Note that the fixed-function pipeline can only render to such a texture when in colour-index mode, not in RGBA mode. But texturing is only available in RGBA mode. So you’d need to use shaders to render textures onto an integer framebuffer texture.

If you actually want an 8-bit normalised format, use:

glTexImage2D(GL_TEXTURE_2D, 0, GL_R8, image->w, image->h, 0, GL_RED, GL_UNSIGNED_BYTE, image->pixels);

This can be rendered with the fixed-function pipeline; you’ll only get the red channel.

If you’re trying to emulate a system with 8-bit indexed-colour graphics, using a normalised texture is probably the simplest approach. Provided that you disable anything which will modify the colours (linear filtering, alpha-blending, modulation, etc), texture colours should be passed through without modification.

OK Thanks.
GL_R8UI isn’t in the GL.h the project is using. Everything looks very old and dusty.

Its an SDL app that actually is an 8-bit indexed palette. I wanted to draw quads instead of using the 2D blit method so I can do scale, rotate etc…
I thought I might be able to create a texture from the SDL surface, attach it to GL_COLOR_ATTACHMENT0_EXT, and as long as I pretended everything was eight bit it’d still work.

I have some questions then. Normally I’d do something like this to sample from a texture in my fragment shader.
uniform sampler2D TextureAtlas;

vec3 colour = texture2D(TextureAtlas,gl_TexCoord[0].st).rgb;

If I was writing the same thing to read and write indicies, how do I pass the indexed image in and read it? using texture2D or some other method that returns a uint8?

And lastly though… if GL_R8UI isn’t available to me, am I in trouble?

The methods are the same regardless of format. However, a R8UI texture would be accessed via a usampler2D uniform rather than sampler2D, and texture2D() would return a uvec4 rather than a vec4.

No. You can use GL_R8 instead.
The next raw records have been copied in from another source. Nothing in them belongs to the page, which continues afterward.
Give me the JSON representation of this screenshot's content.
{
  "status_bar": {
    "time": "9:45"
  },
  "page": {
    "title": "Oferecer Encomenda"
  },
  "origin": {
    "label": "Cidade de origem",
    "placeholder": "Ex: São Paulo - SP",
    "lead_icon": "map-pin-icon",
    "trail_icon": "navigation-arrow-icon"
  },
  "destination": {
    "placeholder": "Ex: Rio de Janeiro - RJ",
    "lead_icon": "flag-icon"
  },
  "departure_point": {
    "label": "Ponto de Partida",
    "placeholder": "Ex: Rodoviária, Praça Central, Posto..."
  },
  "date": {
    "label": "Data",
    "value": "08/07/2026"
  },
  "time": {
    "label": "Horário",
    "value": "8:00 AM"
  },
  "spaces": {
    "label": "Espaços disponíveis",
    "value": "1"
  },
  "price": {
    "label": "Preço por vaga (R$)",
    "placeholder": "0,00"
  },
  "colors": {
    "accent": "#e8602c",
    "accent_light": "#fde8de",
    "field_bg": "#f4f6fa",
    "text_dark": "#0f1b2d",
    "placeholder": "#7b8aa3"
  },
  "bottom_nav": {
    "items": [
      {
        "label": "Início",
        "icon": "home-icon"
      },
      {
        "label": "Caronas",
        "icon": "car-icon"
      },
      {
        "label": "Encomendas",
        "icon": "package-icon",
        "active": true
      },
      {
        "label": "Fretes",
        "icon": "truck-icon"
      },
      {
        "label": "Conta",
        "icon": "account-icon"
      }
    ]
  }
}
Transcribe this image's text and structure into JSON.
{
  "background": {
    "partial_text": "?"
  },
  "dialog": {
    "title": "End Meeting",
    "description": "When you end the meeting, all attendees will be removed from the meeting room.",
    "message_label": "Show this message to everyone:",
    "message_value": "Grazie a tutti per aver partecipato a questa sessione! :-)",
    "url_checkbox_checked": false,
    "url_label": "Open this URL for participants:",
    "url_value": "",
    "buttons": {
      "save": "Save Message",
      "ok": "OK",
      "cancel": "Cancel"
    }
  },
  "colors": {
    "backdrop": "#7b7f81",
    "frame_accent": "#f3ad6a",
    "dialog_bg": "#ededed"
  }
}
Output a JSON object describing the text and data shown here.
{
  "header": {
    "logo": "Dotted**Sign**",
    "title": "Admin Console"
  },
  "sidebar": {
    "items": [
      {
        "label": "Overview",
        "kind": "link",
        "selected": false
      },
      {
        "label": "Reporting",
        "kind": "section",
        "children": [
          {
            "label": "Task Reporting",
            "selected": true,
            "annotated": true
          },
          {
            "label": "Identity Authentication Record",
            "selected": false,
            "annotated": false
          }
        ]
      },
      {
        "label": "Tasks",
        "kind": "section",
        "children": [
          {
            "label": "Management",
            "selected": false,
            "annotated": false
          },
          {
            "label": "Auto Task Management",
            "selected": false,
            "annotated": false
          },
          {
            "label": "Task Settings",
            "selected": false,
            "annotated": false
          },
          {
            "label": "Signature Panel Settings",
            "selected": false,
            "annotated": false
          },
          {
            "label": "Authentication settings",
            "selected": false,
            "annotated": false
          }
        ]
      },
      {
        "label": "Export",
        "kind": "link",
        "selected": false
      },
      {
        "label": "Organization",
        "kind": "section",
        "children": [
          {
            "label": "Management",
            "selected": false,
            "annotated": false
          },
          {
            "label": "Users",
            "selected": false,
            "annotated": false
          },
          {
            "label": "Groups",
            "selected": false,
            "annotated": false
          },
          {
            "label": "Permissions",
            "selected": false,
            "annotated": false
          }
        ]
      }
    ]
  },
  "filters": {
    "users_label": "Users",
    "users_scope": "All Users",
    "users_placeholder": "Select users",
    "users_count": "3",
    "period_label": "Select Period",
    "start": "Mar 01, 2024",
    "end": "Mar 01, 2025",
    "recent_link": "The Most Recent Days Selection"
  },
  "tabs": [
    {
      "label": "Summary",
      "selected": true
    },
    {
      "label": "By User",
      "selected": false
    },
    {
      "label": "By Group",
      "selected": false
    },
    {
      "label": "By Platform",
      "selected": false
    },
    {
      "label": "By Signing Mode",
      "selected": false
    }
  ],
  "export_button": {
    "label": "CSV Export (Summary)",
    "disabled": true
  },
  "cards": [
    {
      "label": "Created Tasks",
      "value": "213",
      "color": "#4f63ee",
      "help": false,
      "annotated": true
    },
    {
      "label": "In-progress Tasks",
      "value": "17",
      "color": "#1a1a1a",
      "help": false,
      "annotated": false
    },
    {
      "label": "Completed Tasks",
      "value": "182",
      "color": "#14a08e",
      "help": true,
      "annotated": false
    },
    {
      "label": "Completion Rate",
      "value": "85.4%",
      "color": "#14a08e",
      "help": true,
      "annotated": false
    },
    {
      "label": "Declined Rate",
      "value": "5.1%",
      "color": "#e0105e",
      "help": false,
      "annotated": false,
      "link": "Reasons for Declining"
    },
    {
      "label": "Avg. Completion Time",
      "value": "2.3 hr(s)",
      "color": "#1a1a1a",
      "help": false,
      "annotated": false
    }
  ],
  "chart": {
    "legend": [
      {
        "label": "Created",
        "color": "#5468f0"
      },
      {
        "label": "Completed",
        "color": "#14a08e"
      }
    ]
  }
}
But reading from the texture will return a vec4 (so selecting the red component will return a float). Multiplying by 255, rounding and converting to uint should produce exactly the same result as using GL_R8UI.

When dealing with 32-bit integers, you have to bear in mind that converting to and from float will introduce rounding errors which mean that the original value isn’t preserved exactly. But this isn’t an issue for 8-bit or 16-bit values.